(Full text at link below)

To stop the flow requires a fundamental shift in ideology in policing illegal immigration. Strategic and impenetrable fencing augmented by more border control agents, in high-intensity drug trafficking areas, especially those focused on intercepting and preventing illegal entries at the border, have proven to be the correct solution in stemming the flow of illegals and contraband, and for Europe, undesirable refugees. Pictures of frustrated refugees on one side of a heavily protected and sturdy fence with numerous border guards on the other epitomizes the deterrent and collaborative effect of fencing and enforcement. If the cops go home, the illegals will defeat the fence. If the border agents are resilient and maintain their presence and vigilance, the refugees go somewhere else.
Policies focused on finding and deporting illegal immigrants who had already crossed the border have been negated by this administration and other Democratic administrations. There may be a few intrepid individuals that succeed in defeating Mother Nature’s barriers. I was in a Marine Corps Search and Rescue unit in Yuma, Arizona in the late 70s; it was not uncommon for us to find in the desert the remains of illegal border crossers. Some will always try their luck, to go around the border fence that stops in the middle of the desert. 
The Clinton administration withheld operations and maintenance funding for the Border Patrol as a way to remove Border Patrol agents from the field in order to facilitate greater illegal crossings. In 1995, President Clinton wouldn’t say, “Don’t do your job and look the other way.” We had Border Patrol agents who would buy gas with their own money to take a USBP vehicle to “go to work” and chase illegal aliens. My favorite anecdote was that it was so bad under the IN&S and President Clinton that some agents siphoned gas from the seized cars of drug smugglers so they could interdict and apprehend illegal aliens. At that time, the Border Patrol still apprehended a million illegal aliens annually -- and deported them -- while reporting at least two million illegal aliens “got away.”
The Obama administration has told U.S. Border Patrol Agents to not do their job, to not interdict illegal aliens crossing the border, that if they didn’t like the policy that they could find another line of work. This policy obviously and effectively removes border guards from the strategic fencing in those cities and ports of entry, as well as those who would patrol the border. Any fencing was rendered immaterial by the direction of the president to stand down. Also, the policy has effectively grounded every Border Patrol pilot. 
The presidential candidates have recently advocated for up to 20,000 additional Border Patrol Agents in addition to “a Southern wall” or more robust strategic fencing. A headline: "Border Crime Taking a Toll on Residents in Southwest New Mexico, Arizona". “Residents have said state Highway 80 has become a favorite for Mexican cartel drug runners who manage to navigate out of the Peloncillo Mountains along the Arizona-New Mexico border. They want an even more increased presence from the U.S. Border Patrol.”

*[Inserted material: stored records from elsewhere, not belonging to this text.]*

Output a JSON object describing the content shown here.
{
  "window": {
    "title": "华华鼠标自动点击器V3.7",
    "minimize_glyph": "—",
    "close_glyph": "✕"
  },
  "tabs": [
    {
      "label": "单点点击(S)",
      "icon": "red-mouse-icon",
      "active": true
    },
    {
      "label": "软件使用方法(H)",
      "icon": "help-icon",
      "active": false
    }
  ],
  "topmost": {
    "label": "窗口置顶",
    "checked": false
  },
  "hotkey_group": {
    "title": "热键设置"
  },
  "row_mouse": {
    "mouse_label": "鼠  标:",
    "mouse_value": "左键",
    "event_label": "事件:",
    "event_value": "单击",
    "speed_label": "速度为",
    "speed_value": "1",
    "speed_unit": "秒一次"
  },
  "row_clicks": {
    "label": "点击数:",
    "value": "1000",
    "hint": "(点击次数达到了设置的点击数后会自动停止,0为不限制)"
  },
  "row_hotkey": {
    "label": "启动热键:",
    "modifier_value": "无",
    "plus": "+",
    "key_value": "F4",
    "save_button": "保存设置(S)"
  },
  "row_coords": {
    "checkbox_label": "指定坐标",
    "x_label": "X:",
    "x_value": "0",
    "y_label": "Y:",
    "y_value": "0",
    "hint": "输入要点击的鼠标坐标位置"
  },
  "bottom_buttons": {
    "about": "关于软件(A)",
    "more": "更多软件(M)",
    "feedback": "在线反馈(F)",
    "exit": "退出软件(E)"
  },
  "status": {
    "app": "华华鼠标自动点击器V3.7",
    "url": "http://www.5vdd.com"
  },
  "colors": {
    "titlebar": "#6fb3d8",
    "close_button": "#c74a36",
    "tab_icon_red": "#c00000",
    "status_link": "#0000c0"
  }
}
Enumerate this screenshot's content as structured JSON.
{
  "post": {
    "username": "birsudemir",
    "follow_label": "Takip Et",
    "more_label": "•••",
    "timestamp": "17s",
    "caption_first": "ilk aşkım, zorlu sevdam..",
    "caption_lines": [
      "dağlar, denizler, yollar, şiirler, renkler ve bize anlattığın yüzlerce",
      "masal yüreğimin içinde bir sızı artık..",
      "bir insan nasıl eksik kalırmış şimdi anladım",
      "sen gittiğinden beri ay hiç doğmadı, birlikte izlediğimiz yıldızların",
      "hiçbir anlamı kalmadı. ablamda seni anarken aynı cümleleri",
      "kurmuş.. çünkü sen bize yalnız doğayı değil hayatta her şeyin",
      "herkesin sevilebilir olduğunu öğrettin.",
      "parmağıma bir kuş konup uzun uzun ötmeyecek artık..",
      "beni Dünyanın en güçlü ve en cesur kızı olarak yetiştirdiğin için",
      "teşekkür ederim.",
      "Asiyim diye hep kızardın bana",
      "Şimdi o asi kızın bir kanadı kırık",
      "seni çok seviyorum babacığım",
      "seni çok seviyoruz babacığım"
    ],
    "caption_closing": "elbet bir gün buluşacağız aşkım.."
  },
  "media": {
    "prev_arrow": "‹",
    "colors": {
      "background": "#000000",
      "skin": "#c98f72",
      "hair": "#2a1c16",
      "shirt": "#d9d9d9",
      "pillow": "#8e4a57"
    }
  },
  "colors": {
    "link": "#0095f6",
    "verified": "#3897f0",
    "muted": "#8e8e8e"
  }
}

America needs several walls along the Southwest border as well as a policy of enforcing the immigration laws already on the books.  When the Border Patrol is able to do their jobs, they apprehended and deported a million illegal aliens annually; actions that weren’t hard or unreasonable. It’s the law. 
Ask a Border Patrol Agent where “a wall” needs to be built and how to prevent illegal immigration -- not a politician.

Mark A. Hewitt was with the U.S. Border Patrol for five years.  He recounts some of his experiences with the Border Patrol in his espionage thrillers, Special Access and Shoot Down.